SAN FRANCISCO - A majority of a Ninth Circuit U.S. Court of Appeals panel on Jan. 9 affirmed a lower federal court's summary judgment ruling in favor of Blue Shield of California in an Employee Retirement Income Security Act lawsuit challenging the denial of a claim for medical benefits, finding the court did not err in applying ERISA's "unique" abuse of discretion standard (Krysten C. v. Blue Shield of California, No. 16-16958, 9th Cir., 2018 U.S. App. LEXIS 584).
SAN JOSE, Calif. - Ruling on dueling summary judgment motions in an insurer's lawsuit seeking equitable contribution from a second insurer, a California federal judge on Jan. 9 found that two underlying lawsuits against Narconon International and its affiliates triggered commercial general liability and improper sexual conduct coverage and, therefore, the second insurer also has a duty to defend (Western World Insurance Company v. Nonprofits Insurance Alliance of California, No. 14-04466, N.D. Calif., 2018 U.S. Dist. LEXIS 4720).
SAN FRANCISCO - Insureds' claims in an insurance breach of contract and bad faith lawsuit over coverage under a homeowners insurance and a standard flood insurance policy (SFIP) are preempted by federal law, a federal judge in California ruled Jan. 10 in granting the insurer's motion to dismiss (Alicia Martin, et al. v. CSAA Insurance Exchange, No. 17-4066, N.D. Calif., 2018 U.S. Dist. LEXIS 4675).
WASHINGTON, D.C. - Women helped by crisis pregnancy centers and 23 such centers based in Illinois sang the praises of the volunteer organizations in amicus curiae briefs filed with the U.S. Supreme Court on Jan. 11 in an effort to bolster a Jan. 8 opening brief challenging a California law requiring the centers to disclose the availability of abortions (NIFLA, et al. v. Xavier Becerra, et al., No. 16-1140, U.S. Sup.).
SACRAMENTO, Calif. - After finding that an insurer did not violate California's unfair competition law (UCL) when it denied coverage for injuries suffered by an insured in a vehicle accident that had already been paid under a medical plan, a California federal judge on Jan. 8 granted the insurer's motion to dismiss the claim against it without leave to amend (Deborah Quattrocchi v. Allstate Indemnity Company, No. 2:17-cv-01578, E.D. Calif., 2018 U.S. Dist.

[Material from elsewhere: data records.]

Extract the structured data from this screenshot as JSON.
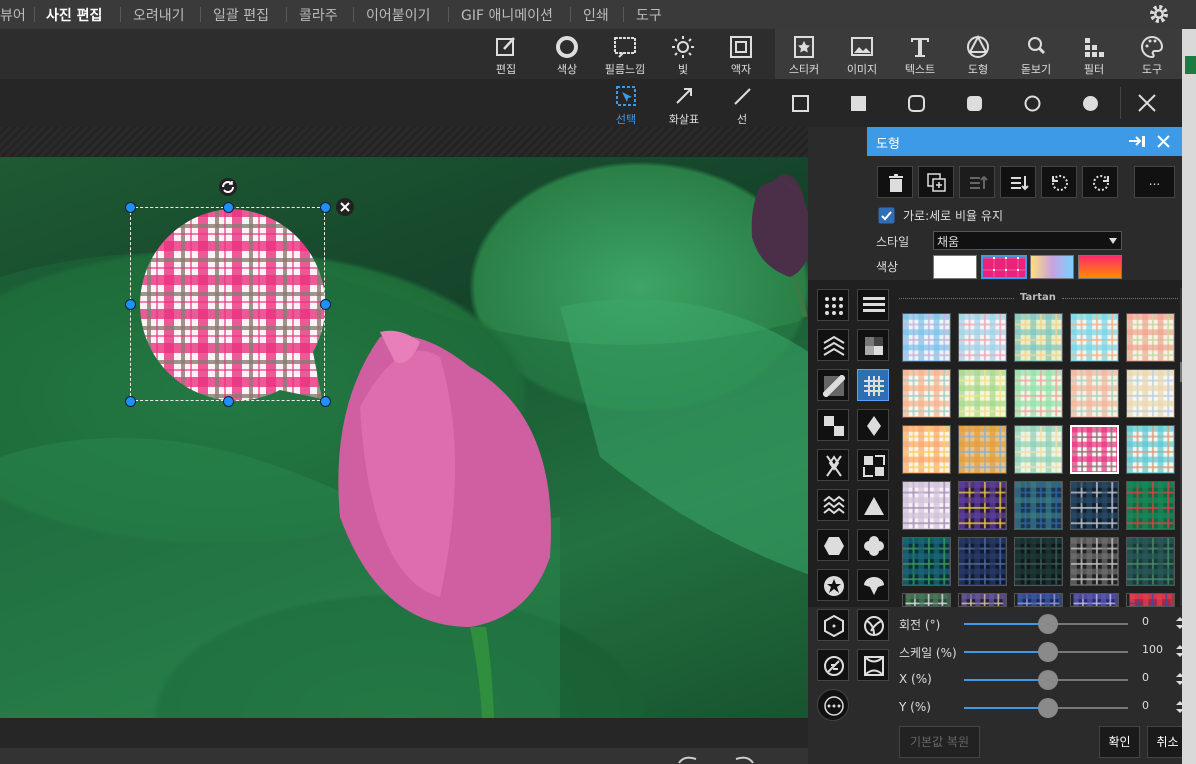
{
  "menu": {
    "items": [
      {
        "label": "뷰어",
        "active": false
      },
      {
        "label": "사진 편집",
        "active": true
      },
      {
        "label": "오려내기",
        "active": false
      },
      {
        "label": "일괄 편집",
        "active": false
      },
      {
        "label": "콜라주",
        "active": false
      },
      {
        "label": "이어붙이기",
        "active": false
      },
      {
        "label": "GIF 애니메이션",
        "active": false
      },
      {
        "label": "인쇄",
        "active": false
      },
      {
        "label": "도구",
        "active": false
      }
    ]
  },
  "toolbar": {
    "left_tools": [
      {
        "label": "편집",
        "icon": "edit-icon"
      },
      {
        "label": "색상",
        "icon": "color-ring-icon"
      },
      {
        "label": "필름느낌",
        "icon": "film-icon"
      },
      {
        "label": "빛",
        "icon": "sun-icon"
      },
      {
        "label": "액자",
        "icon": "frame-icon"
      }
    ],
    "right_tools": [
      {
        "label": "스티커",
        "icon": "sticker-icon"
      },
      {
        "label": "이미지",
        "icon": "image-icon"
      },
      {
        "label": "텍스트",
        "icon": "text-icon"
      },
      {
        "label": "도형",
        "icon": "shape-icon"
      },
      {
        "label": "돋보기",
        "icon": "magnifier-icon"
      },
      {
        "label": "필터",
        "icon": "filter-icon"
      },
      {
        "label": "도구",
        "icon": "palette-icon"
      }
    ]
  },
  "shape_toolbar": {
    "select_label": "선택",
    "arrow_label": "화살표",
    "line_label": "선"
  },
  "panel": {
    "title": "도형",
    "keep_ratio_label": "가로:세로 비율 유지",
    "keep_ratio_checked": true,
    "style_label": "스타일",
    "style_value": "채움",
    "color_label": "색상",
    "gallery_heading": "Tartan",
    "sliders": [
      {
        "label": "회전 (°)",
        "value": "0",
        "fraction": 0.0
      },
      {
        "label": "스케일 (%)",
        "value": "100",
        "fraction": 0.0
      },
      {
        "label": "X (%)",
        "value": "0",
        "fraction": 0.0
      },
      {
        "label": "Y (%)",
        "value": "0",
        "fraction": 0.0
      }
    ],
    "reset_label": "기본값 복원",
    "ok_label": "확인",
    "cancel_label": "취소",
    "more_label": "..."
  },
  "colors": {
    "accent": "#3d9ae6",
    "panel_bg": "#2b2b2b"
  }
}
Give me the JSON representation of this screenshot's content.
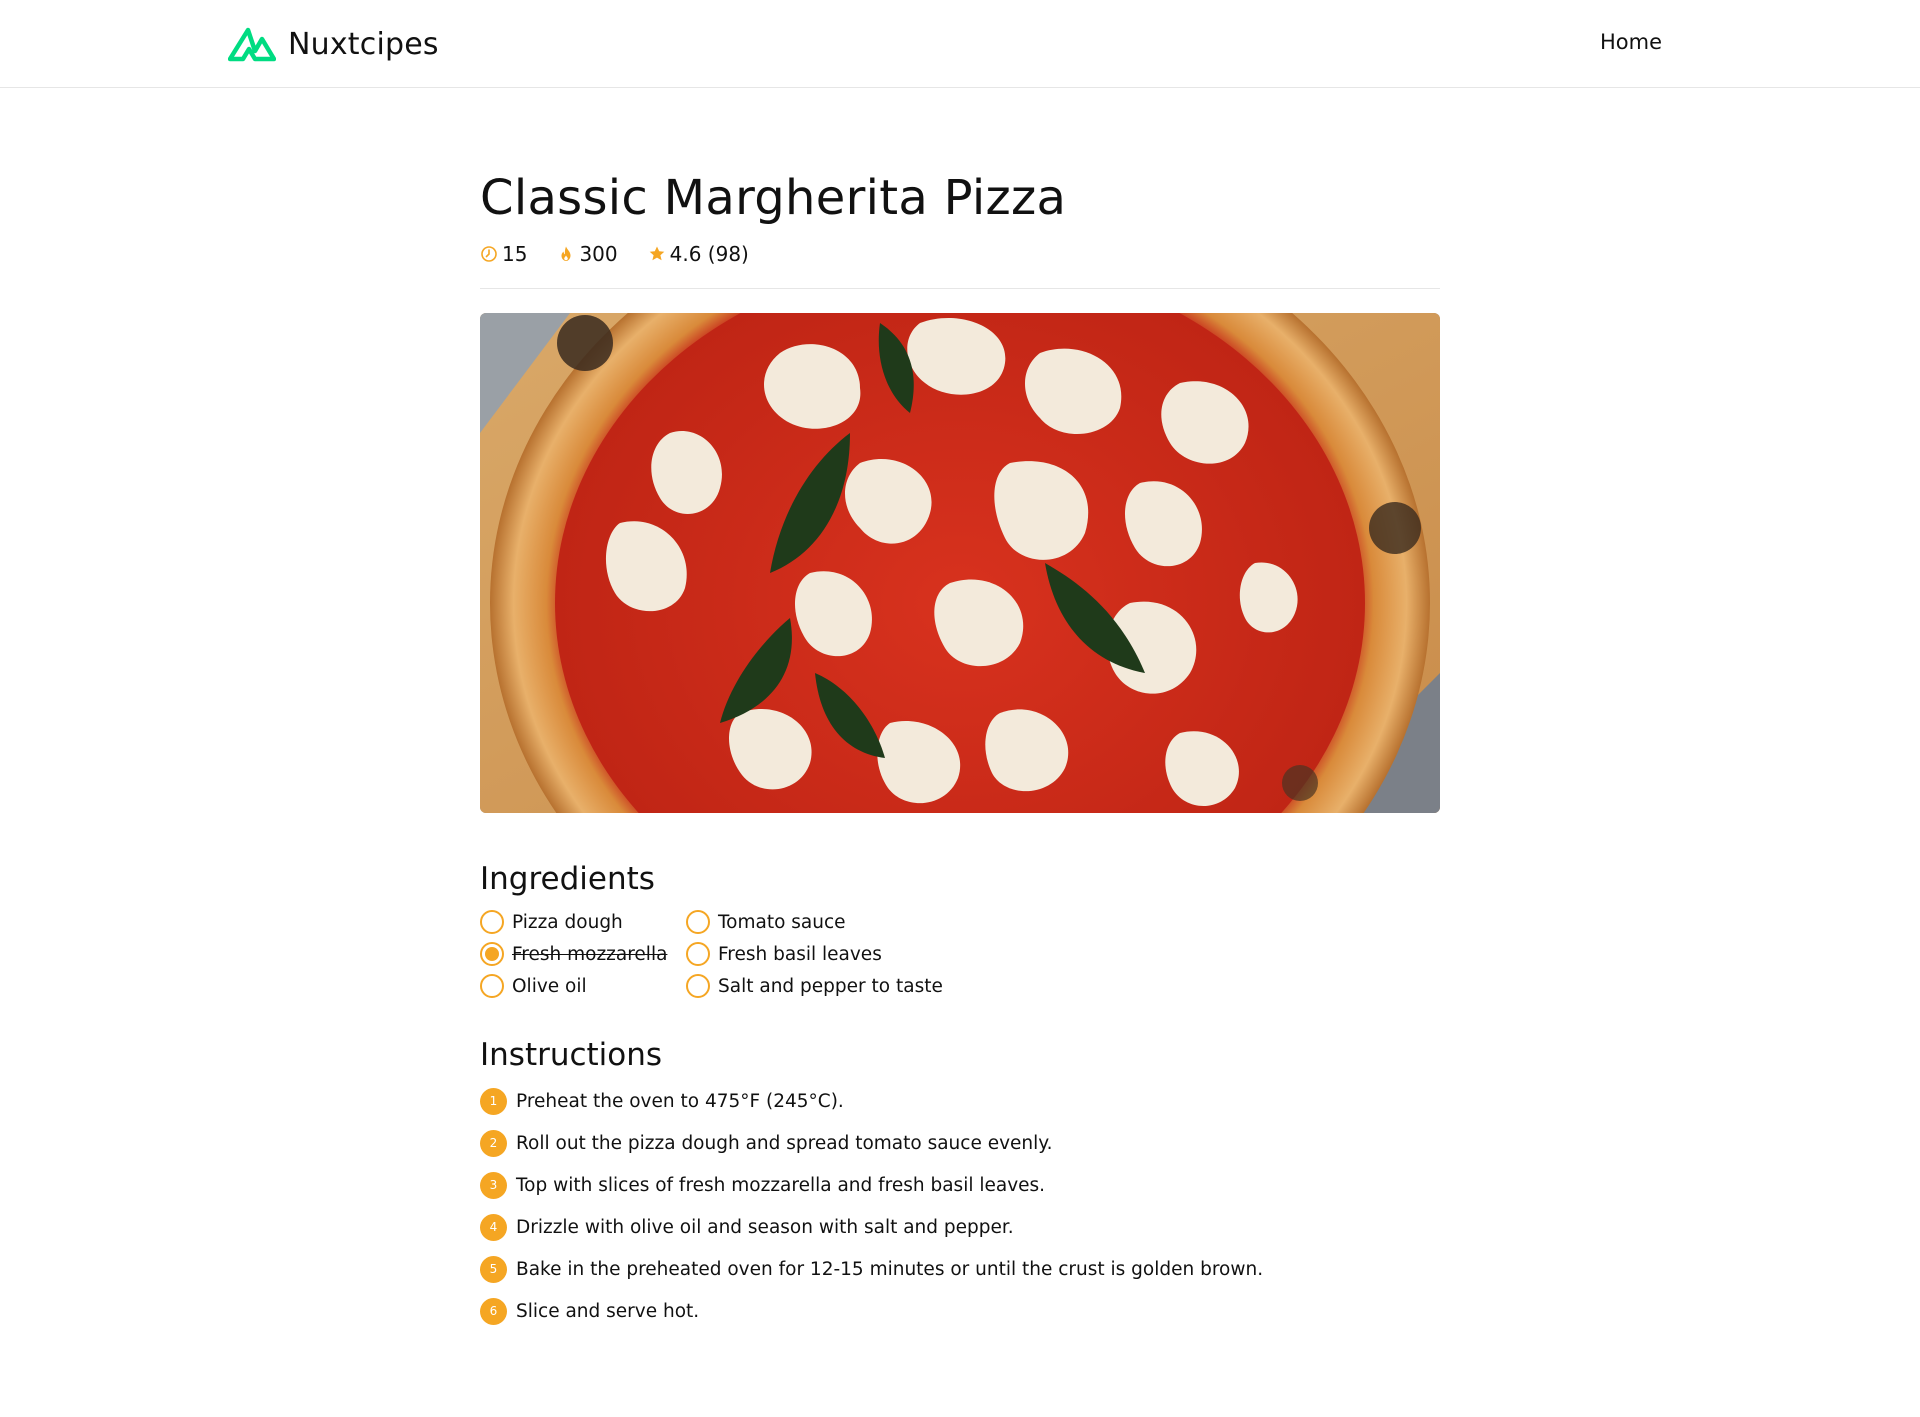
{
  "app": {
    "name": "Nuxtcipes",
    "logo_icon": "nuxt-logo-icon",
    "accent_color": "#00DC82"
  },
  "nav": {
    "home_label": "Home"
  },
  "recipe": {
    "title": "Classic Margherita Pizza",
    "meta": {
      "time": "15",
      "time_icon": "clock-icon",
      "calories": "300",
      "calories_icon": "flame-icon",
      "rating": "4.6 (98)",
      "rating_icon": "star-icon",
      "icon_color": "#F5A623"
    },
    "image_alt": "Classic Margherita Pizza",
    "ingredients_title": "Ingredients",
    "ingredients": [
      {
        "label": "Pizza dough",
        "checked": false
      },
      {
        "label": "Tomato sauce",
        "checked": false
      },
      {
        "label": "Fresh mozzarella",
        "checked": true
      },
      {
        "label": "Fresh basil leaves",
        "checked": false
      },
      {
        "label": "Olive oil",
        "checked": false
      },
      {
        "label": "Salt and pepper to taste",
        "checked": false
      }
    ],
    "instructions_title": "Instructions",
    "instructions": [
      {
        "num": "1",
        "text": "Preheat the oven to 475°F (245°C)."
      },
      {
        "num": "2",
        "text": "Roll out the pizza dough and spread tomato sauce evenly."
      },
      {
        "num": "3",
        "text": "Top with slices of fresh mozzarella and fresh basil leaves."
      },
      {
        "num": "4",
        "text": "Drizzle with olive oil and season with salt and pepper."
      },
      {
        "num": "5",
        "text": "Bake in the preheated oven for 12-15 minutes or until the crust is golden brown."
      },
      {
        "num": "6",
        "text": "Slice and serve hot."
      }
    ]
  }
}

LEXIS 3922).
LOS ANGELES - A building materials supplier accused of selling defective flagstone to a couple's masonry subcontractor cannot obtain attorney fees from the plaintiffs after prevailing on its breach of warranty claim, a California appeals panel ruled Jan. 9, holding that an agreement between the seller and the subcontractor only conferred a right to the parties in the contract to those fees (Jeffrey Prince, et al. v. Thompson Building Materials, No. B280813, Calif. App., 2nd Dist., 2nd Div., 2018 Calif. App. Unpub. LEXIS 150).
WASHINGTON, D.C. - Although upholding a California federal judge's determination of patent eligibility, the Federal Circuit U.S. Court of Appeals on Jan. 10 deemed a defendant entitled to judgment as a matter of law (JMOL) with regard to a separate patent on grounds that an accused malware detection product does not perform a claimed "policy index" limitation (Finjan Inc. v. Blue Coat Systems Inc., No. 16-2520, Fed. Cir.).